(Provided material)
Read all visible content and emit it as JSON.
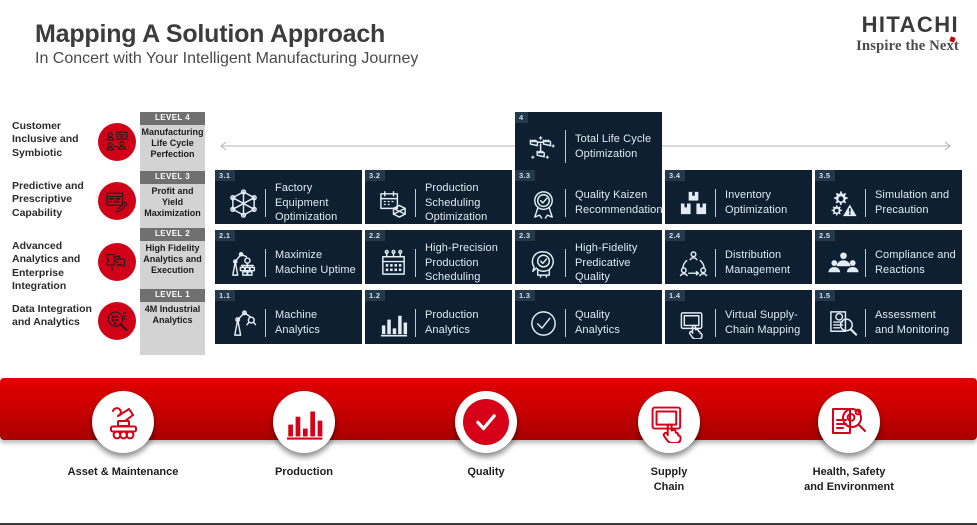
{
  "header": {
    "title": "Mapping A Solution Approach",
    "subtitle": "In Concert with Your Intelligent Manufacturing Journey",
    "logo_main": "HITACHI",
    "logo_tagline": "Inspire the Next"
  },
  "capabilities": [
    {
      "label": "Customer Inclusive and Symbiotic",
      "icon": "people-collaboration-icon"
    },
    {
      "label": "Predictive and Prescriptive Capability",
      "icon": "schedule-chart-pen-icon"
    },
    {
      "label": "Advanced Analytics and Enterprise Integration",
      "icon": "puzzle-integration-icon"
    },
    {
      "label": "Data Integration and Analytics",
      "icon": "magnifier-data-icon"
    }
  ],
  "levels": [
    {
      "badge": "LEVEL 4",
      "name": "Manufacturing Life Cycle Perfection"
    },
    {
      "badge": "LEVEL 3",
      "name": "Profit and Yield Maximization"
    },
    {
      "badge": "LEVEL 2",
      "name": "High Fidelity Analytics and Execution"
    },
    {
      "badge": "LEVEL 1",
      "name": "4M Industrial Analytics"
    }
  ],
  "top_card": {
    "number": "4",
    "title": "Total Life Cycle Optimization",
    "icon": "connected-factories-icon"
  },
  "grid_rows": [
    {
      "row": "3",
      "cards": [
        {
          "number": "3.1",
          "title": "Factory Equipment Optimization",
          "icon": "network-hex-icon"
        },
        {
          "number": "3.2",
          "title": "Production Scheduling Optimization",
          "icon": "calendar-network-icon"
        },
        {
          "number": "3.3",
          "title": "Quality Kaizen Recommendation",
          "icon": "award-check-icon"
        },
        {
          "number": "3.4",
          "title": "Inventory Optimization",
          "icon": "boxes-inventory-icon"
        },
        {
          "number": "3.5",
          "title": "Simulation and Precaution",
          "icon": "gears-warning-icon"
        }
      ]
    },
    {
      "row": "2",
      "cards": [
        {
          "number": "2.1",
          "title": "Maximize Machine Uptime",
          "icon": "robot-arm-network-icon"
        },
        {
          "number": "2.2",
          "title": "High-Precision Production Scheduling",
          "icon": "calendar-grid-icon"
        },
        {
          "number": "2.3",
          "title": "High-Fidelity Predicative Quality",
          "icon": "quality-seal-icon"
        },
        {
          "number": "2.4",
          "title": "Distribution Management",
          "icon": "distribution-nodes-icon"
        },
        {
          "number": "2.5",
          "title": "Compliance and Reactions",
          "icon": "people-group-icon"
        }
      ]
    },
    {
      "row": "1",
      "cards": [
        {
          "number": "1.1",
          "title": "Machine Analytics",
          "icon": "robot-arm-icon"
        },
        {
          "number": "1.2",
          "title": "Production Analytics",
          "icon": "bar-chart-icon"
        },
        {
          "number": "1.3",
          "title": "Quality Analytics",
          "icon": "check-circle-icon"
        },
        {
          "number": "1.4",
          "title": "Virtual Supply-Chain Mapping",
          "icon": "tablet-touch-icon"
        },
        {
          "number": "1.5",
          "title": "Assessment and Monitoring",
          "icon": "document-magnifier-icon"
        }
      ]
    }
  ],
  "bottom_items": [
    {
      "label": "Asset & Maintenance",
      "icon": "robot-arm-vehicle-icon",
      "style": "outline"
    },
    {
      "label": "Production",
      "icon": "bar-chart-icon",
      "style": "outline"
    },
    {
      "label": "Quality",
      "icon": "check-icon",
      "style": "filled"
    },
    {
      "label": "Supply\nChain",
      "icon": "tablet-touch-icon",
      "style": "outline"
    },
    {
      "label": "Health, Safety\nand Environment",
      "icon": "document-magnifier-gear-icon",
      "style": "outline"
    }
  ],
  "colors": {
    "brand_red": "#d10019",
    "card_navy": "#0d1f30",
    "badge_navy": "#24384b",
    "level_grey": "#d3d3d3",
    "level_badge_grey": "#707070"
  }
}
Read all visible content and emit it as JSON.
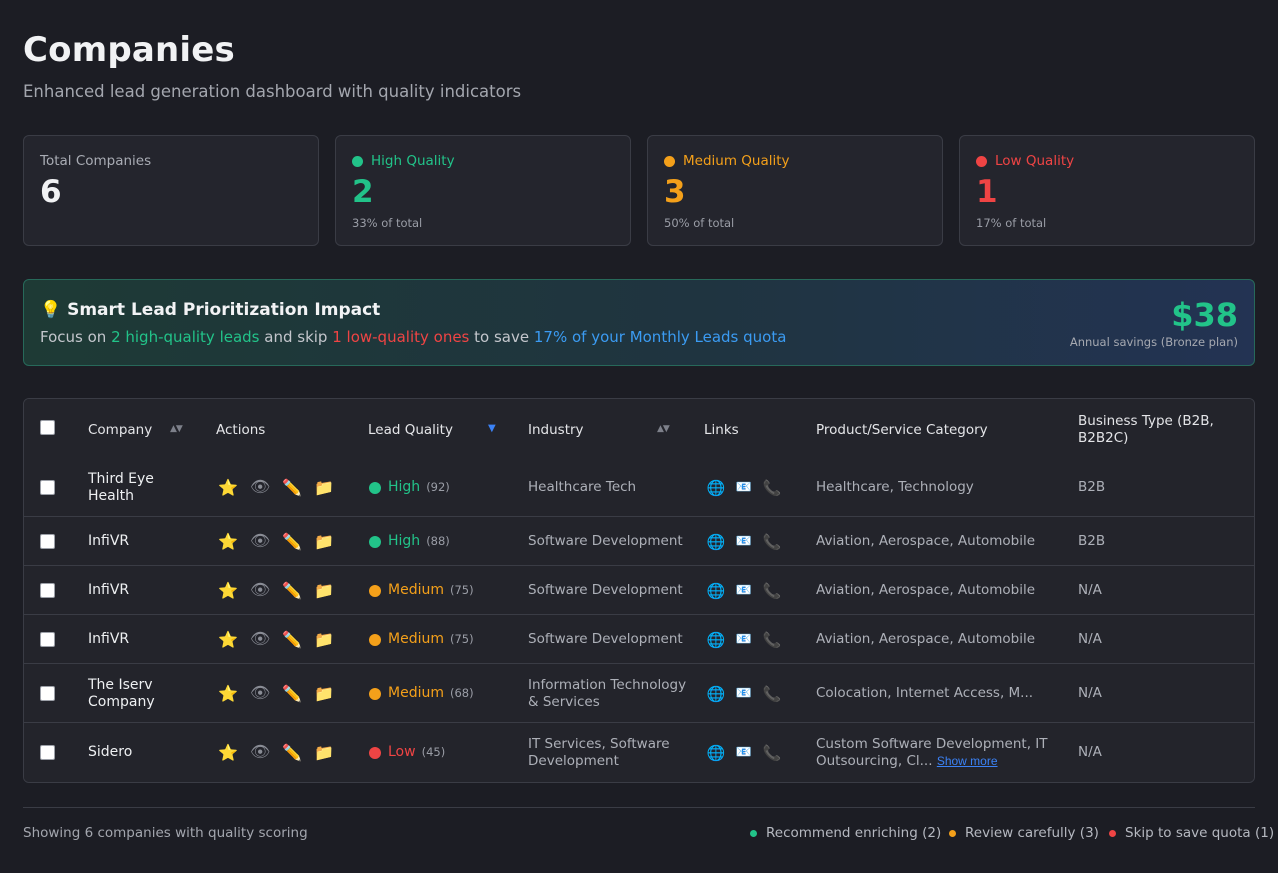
{
  "header": {
    "title": "Companies",
    "subtitle": "Enhanced lead generation dashboard with quality indicators"
  },
  "stats": {
    "total": {
      "label": "Total Companies",
      "value": "6"
    },
    "high": {
      "label": "High Quality",
      "value": "2",
      "sub": "33% of total",
      "color": "#22c389"
    },
    "medium": {
      "label": "Medium Quality",
      "value": "3",
      "sub": "50% of total",
      "color": "#f4a01a"
    },
    "low": {
      "label": "Low Quality",
      "value": "1",
      "sub": "17% of total",
      "color": "#ef4444"
    }
  },
  "banner": {
    "icon": "💡",
    "title": "Smart Lead Prioritization Impact",
    "text_focus": "Focus on ",
    "text_high": "2 high-quality leads",
    "text_skip": " and skip ",
    "text_low": "1 low-quality ones",
    "text_save": " to save ",
    "text_quota": "17% of your Monthly Leads quota",
    "amount": "$38",
    "note": "Annual savings (Bronze plan)"
  },
  "table": {
    "columns": {
      "company": "Company",
      "actions": "Actions",
      "lead_quality": "Lead Quality",
      "industry": "Industry",
      "links": "Links",
      "category": "Product/Service Category",
      "business_type": "Business Type (B2B, B2B2C)"
    },
    "sort_icon": "▲▼",
    "sort_active_icon": "▼",
    "action_icons": {
      "star": "⭐",
      "eye": "👁",
      "edit": "✏️",
      "folder": "📁"
    },
    "link_icons": {
      "web": "🌐",
      "email": "📧",
      "phone": "📞"
    },
    "show_more": "Show more",
    "rows": [
      {
        "company": "Third Eye Health",
        "quality": "High",
        "score": "(92)",
        "industry": "Healthcare Tech",
        "category": "Healthcare, Technology",
        "business_type": "B2B"
      },
      {
        "company": "InfiVR",
        "quality": "High",
        "score": "(88)",
        "industry": "Software Development",
        "category": "Aviation, Aerospace, Automobile",
        "business_type": "B2B"
      },
      {
        "company": "InfiVR",
        "quality": "Medium",
        "score": "(75)",
        "industry": "Software Development",
        "category": "Aviation, Aerospace, Automobile",
        "business_type": "N/A"
      },
      {
        "company": "InfiVR",
        "quality": "Medium",
        "score": "(75)",
        "industry": "Software Development",
        "category": "Aviation, Aerospace, Automobile",
        "business_type": "N/A"
      },
      {
        "company": "The Iserv Company",
        "quality": "Medium",
        "score": "(68)",
        "industry": "Information Technology & Services",
        "category": "Colocation, Internet Access, M...",
        "business_type": "N/A"
      },
      {
        "company": "Sidero",
        "quality": "Low",
        "score": "(45)",
        "industry": "IT Services, Software Development",
        "category": "Custom Software Development, IT Outsourcing, Cl...",
        "business_type": "N/A"
      }
    ]
  },
  "footer": {
    "summary": "Showing 6 companies with quality scoring",
    "legend_enrich": "Recommend enriching (2)",
    "legend_review": "Review carefully (3)",
    "legend_skip": "Skip to save quota (1)"
  }
}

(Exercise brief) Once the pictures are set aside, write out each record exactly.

(Response to the task)
Read all visible content and emit it as JSON.
{
  "header": {
    "title": "Mapping A Solution Approach",
    "subtitle": "In Concert with Your Intelligent Manufacturing Journey",
    "logo_main": "HITACHI",
    "logo_tagline": "Inspire the Next"
  },
  "capabilities": [
    {
      "label": "Customer Inclusive and Symbiotic",
      "icon": "people-collaboration-icon"
    },
    {
      "label": "Predictive and Prescriptive Capability",
      "icon": "schedule-chart-pen-icon"
    },
    {
      "label": "Advanced Analytics and Enterprise Integration",
      "icon": "puzzle-integration-icon"
    },
    {
      "label": "Data Integration and Analytics",
      "icon": "magnifier-data-icon"
    }
  ],
  "levels": [
    {
      "badge": "LEVEL 4",
      "name": "Manufacturing Life Cycle Perfection"
    },
    {
      "badge": "LEVEL 3",
      "name": "Profit and Yield Maximization"
    },
    {
      "badge": "LEVEL 2",
      "name": "High Fidelity Analytics and Execution"
    },
    {
      "badge": "LEVEL 1",
      "name": "4M Industrial Analytics"
    }
  ],
  "top_card": {
    "number": "4",
    "title": "Total Life Cycle Optimization",
    "icon": "connected-factories-icon"
  },
  "grid_rows": [
    {
      "row": "3",
      "cards": [
        {
          "number": "3.1",
          "title": "Factory Equipment Optimization",
          "icon": "network-hex-icon"
        },
        {
          "number": "3.2",
          "title": "Production Scheduling Optimization",
          "icon": "calendar-network-icon"
        },
        {
          "number": "3.3",
          "title": "Quality Kaizen Recommendation",
          "icon": "award-check-icon"
        },
        {
          "number": "3.4",
          "title": "Inventory Optimization",
          "icon": "boxes-inventory-icon"
        },
        {
          "number": "3.5",
          "title": "Simulation and Precaution",
          "icon": "gears-warning-icon"
        }
      ]
    },
    {
      "row": "2",
      "cards": [
        {
          "number": "2.1",
          "title": "Maximize Machine Uptime",
          "icon": "robot-arm-network-icon"
        },
        {
          "number": "2.2",
          "title": "High-Precision Production Scheduling",
          "icon": "calendar-grid-icon"
        },
        {
          "number": "2.3",
          "title": "High-Fidelity Predicative Quality",
          "icon": "quality-seal-icon"
        },
        {
          "number": "2.4",
          "title": "Distribution Management",
          "icon": "distribution-nodes-icon"
        },
        {
          "number": "2.5",
          "title": "Compliance and Reactions",
          "icon": "people-group-icon"
        }
      ]
    },
    {
      "row": "1",
      "cards": [
        {
          "number": "1.1",
          "title": "Machine Analytics",
          "icon": "robot-arm-icon"
        },
        {
          "number": "1.2",
          "title": "Production Analytics",
          "icon": "bar-chart-icon"
        },
        {
          "number": "1.3",
          "title": "Quality Analytics",
          "icon": "check-circle-icon"
        },
        {
          "number": "1.4",
          "title": "Virtual Supply-Chain Mapping",
          "icon": "tablet-touch-icon"
        },
        {
          "number": "1.5",
          "title": "Assessment and Monitoring",
          "icon": "document-magnifier-icon"
        }
      ]
    }
  ],
  "bottom_items": [
    {
      "label": "Asset & Maintenance",
      "icon": "robot-arm-vehicle-icon",
      "style": "outline"
    },
    {
      "label": "Production",
      "icon": "bar-chart-icon",
      "style": "outline"
    },
    {
      "label": "Quality",
      "icon": "check-icon",
      "style": "filled"
    },
    {
      "label": "Supply\nChain",
      "icon": "tablet-touch-icon",
      "style": "outline"
    },
    {
      "label": "Health, Safety\nand Environment",
      "icon": "document-magnifier-gear-icon",
      "style": "outline"
    }
  ],
  "colors": {
    "brand_red": "#d10019",
    "card_navy": "#0d1f30",
    "badge_navy": "#24384b",
    "level_grey": "#d3d3d3",
    "level_badge_grey": "#707070"
  }
}
Read all visible content and emit it as JSON.
{
  "header": {
    "title": "Companies",
    "subtitle": "Enhanced lead generation dashboard with quality indicators"
  },
  "stats": {
    "total": {
      "label": "Total Companies",
      "value": "6"
    },
    "high": {
      "label": "High Quality",
      "value": "2",
      "sub": "33% of total",
      "color": "#22c389"
    },
    "medium": {
      "label": "Medium Quality",
      "value": "3",
      "sub": "50% of total",
      "color": "#f4a01a"
    },
    "low": {
      "label": "Low Quality",
      "value": "1",
      "sub": "17% of total",
      "color": "#ef4444"
    }
  },
  "banner": {
    "icon": "💡",
    "title": "Smart Lead Prioritization Impact",
    "text_focus": "Focus on ",
    "text_high": "2 high-quality leads",
    "text_skip": " and skip ",
    "text_low": "1 low-quality ones",
    "text_save": " to save ",
    "text_quota": "17% of your Monthly Leads quota",
    "amount": "$38",
    "note": "Annual savings (Bronze plan)"
  },
  "table": {
    "columns": {
      "company": "Company",
      "actions": "Actions",
      "lead_quality": "Lead Quality",
      "industry": "Industry",
      "links": "Links",
      "category": "Product/Service Category",
      "business_type": "Business Type (B2B, B2B2C)"
    },
    "sort_icon": "▲▼",
    "sort_active_icon": "▼",
    "action_icons": {
      "star": "⭐",
      "eye": "👁",
      "edit": "✏️",
      "folder": "📁"
    },
    "link_icons": {
      "web": "🌐",
      "email": "📧",
      "phone": "📞"
    },
    "show_more": "Show more",
    "rows": [
      {
        "company": "Third Eye Health",
        "quality": "High",
        "score": "(92)",
        "industry": "Healthcare Tech",
        "category": "Healthcare, Technology",
        "business_type": "B2B"
      },
      {
        "company": "InfiVR",
        "quality": "High",
        "score": "(88)",
        "industry": "Software Development",
        "category": "Aviation, Aerospace, Automobile",
        "business_type": "B2B"
      },
      {
        "company": "InfiVR",
        "quality": "Medium",
        "score": "(75)",
        "industry": "Software Development",
        "category": "Aviation, Aerospace, Automobile",
        "business_type": "N/A"
      },
      {
        "company": "InfiVR",
        "quality": "Medium",
        "score": "(75)",
        "industry": "Software Development",
        "category": "Aviation, Aerospace, Automobile",
        "business_type": "N/A"
      },
      {
        "company": "The Iserv Company",
        "quality": "Medium",
        "score": "(68)",
        "industry": "Information Technology & Services",
        "category": "Colocation, Internet Access, M...",
        "business_type": "N/A"
      },
      {
        "company": "Sidero",
        "quality": "Low",
        "score": "(45)",
        "industry": "IT Services, Software Development",
        "category": "Custom Software Development, IT Outsourcing, Cl...",
        "business_type": "N/A"
      }
    ]
  },
  "footer": {
    "summary": "Showing 6 companies with quality scoring",
    "legend_enrich": "Recommend enriching (2)",
    "legend_review": "Review carefully (3)",
    "legend_skip": "Skip to save quota (1)"
  }
}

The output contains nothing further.